There are 2 tricks to balancing equations. First, spelling the technical word:
Second, insuring that there are an equal number of atoms of each element on both sides of the equation, following the Law of Conservation of Mass.
The left side of a balanced equation is called the reactant(s). The right side is called the product(s).
To balance a chemical equation, change only the coefficients. This changes the number of elements or molecules used or produced without changing the element or molecular configuration itself.
Let’s balance an easy one...
Here’s one with more steps:
on the right. We need 3 Pb’s on the left.
That gives us 12 Cl’s on the left, so we need the same number on the right.
TIP: Because the PO4 on the right is held together with parentheses, keep the PO4 on the left as a single entity as well.
And counting up the PO4’s shows that we have 16 on both the left and the right. We’re in balance. Notice that we didn’t have to write the coefficient ‘1’ because it is implied.
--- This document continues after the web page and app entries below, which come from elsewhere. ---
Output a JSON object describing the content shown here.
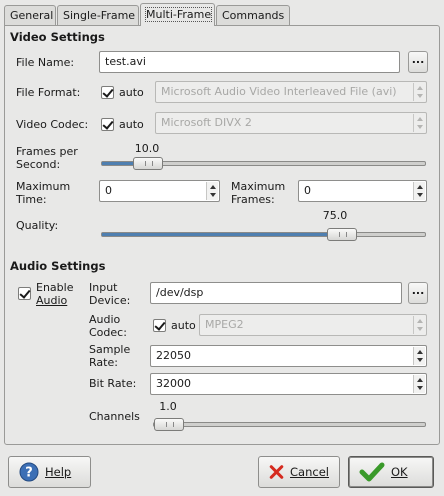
{
  "tabs": [
    "General",
    "Single-Frame",
    "Multi-Frame",
    "Commands"
  ],
  "video": {
    "title": "Video Settings",
    "file_name_label": "File Name:",
    "file_name_value": "test.avi",
    "browse_label": "...",
    "file_format_label": "File Format:",
    "auto_label": "auto",
    "file_format_value": "Microsoft Audio Video Interleaved File (avi)",
    "codec_label": "Video Codec:",
    "codec_value": "Microsoft DIVX 2",
    "fps_label_1": "Frames per",
    "fps_label_2": "Second:",
    "fps_value": "10.0",
    "fps_fraction": 0.0,
    "max_time_label_1": "Maximum",
    "max_time_label_2": "Time:",
    "max_time_value": "0",
    "max_frames_label_1": "Maximum",
    "max_frames_label_2": "Frames:",
    "max_frames_value": "0",
    "quality_label": "Quality:",
    "quality_value": "75.0",
    "quality_fraction": 0.75
  },
  "audio": {
    "title": "Audio Settings",
    "enable_label_1": "Enable",
    "enable_label_2": "Audio",
    "input_label_1": "Input",
    "input_label_2": "Device:",
    "input_value": "/dev/dsp",
    "browse_label": "...",
    "codec_label_1": "Audio",
    "codec_label_2": "Codec:",
    "auto_label": "auto",
    "codec_value": "MPEG2",
    "sample_label_1": "Sample",
    "sample_label_2": "Rate:",
    "sample_value": "22050",
    "bitrate_label": "Bit Rate:",
    "bitrate_value": "32000",
    "channels_label": "Channels",
    "channels_value": "1.0",
    "channels_fraction": 0.0
  },
  "buttons": {
    "help": "Help",
    "cancel": "Cancel",
    "ok": "OK"
  },
  "colors": {
    "slider_fill": "#4f7fb0",
    "ok_check": "#3a9a2a",
    "cancel_x": "#d52a1e",
    "help_circle": "#3c6fb5"
  }
}
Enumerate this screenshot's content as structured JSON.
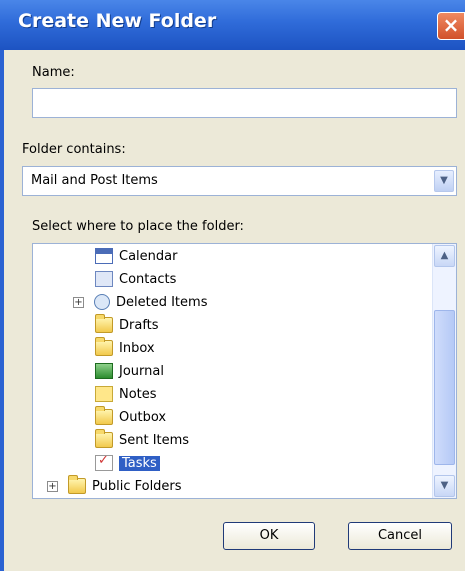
{
  "dialog": {
    "title": "Create New Folder",
    "close_icon": "close-icon",
    "name_label": "Name:",
    "name_value": "",
    "folder_contains_label": "Folder contains:",
    "folder_contains_value": "Mail and Post Items",
    "select_location_label": "Select where to place the folder:",
    "tree": [
      {
        "label": "Calendar",
        "icon": "calendar-icon"
      },
      {
        "label": "Contacts",
        "icon": "contacts-icon"
      },
      {
        "label": "Deleted Items",
        "icon": "deleted-items-icon",
        "expander": "+"
      },
      {
        "label": "Drafts",
        "icon": "folder-icon"
      },
      {
        "label": "Inbox",
        "icon": "folder-icon"
      },
      {
        "label": "Journal",
        "icon": "journal-icon"
      },
      {
        "label": "Notes",
        "icon": "notes-icon"
      },
      {
        "label": "Outbox",
        "icon": "folder-icon"
      },
      {
        "label": "Sent Items",
        "icon": "folder-icon"
      },
      {
        "label": "Tasks",
        "icon": "tasks-icon",
        "selected": true
      },
      {
        "label": "Public Folders",
        "icon": "public-folders-icon",
        "expander": "+"
      }
    ],
    "ok_label": "OK",
    "cancel_label": "Cancel"
  }
}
TIP: In the balancing act, it is easier to make the final adjustments if there is a reactant that stands alone, a single element. Try to save these until last.
BALANCING with FRACTIONS
TIP: The diatomic oxygen is so frequently involved in these fraction situations, that I try to "balance" the oxygens last.
Although these examples seem simple, the concept itself is simple also, regardless of how complicated a balancing question may appear. Just remember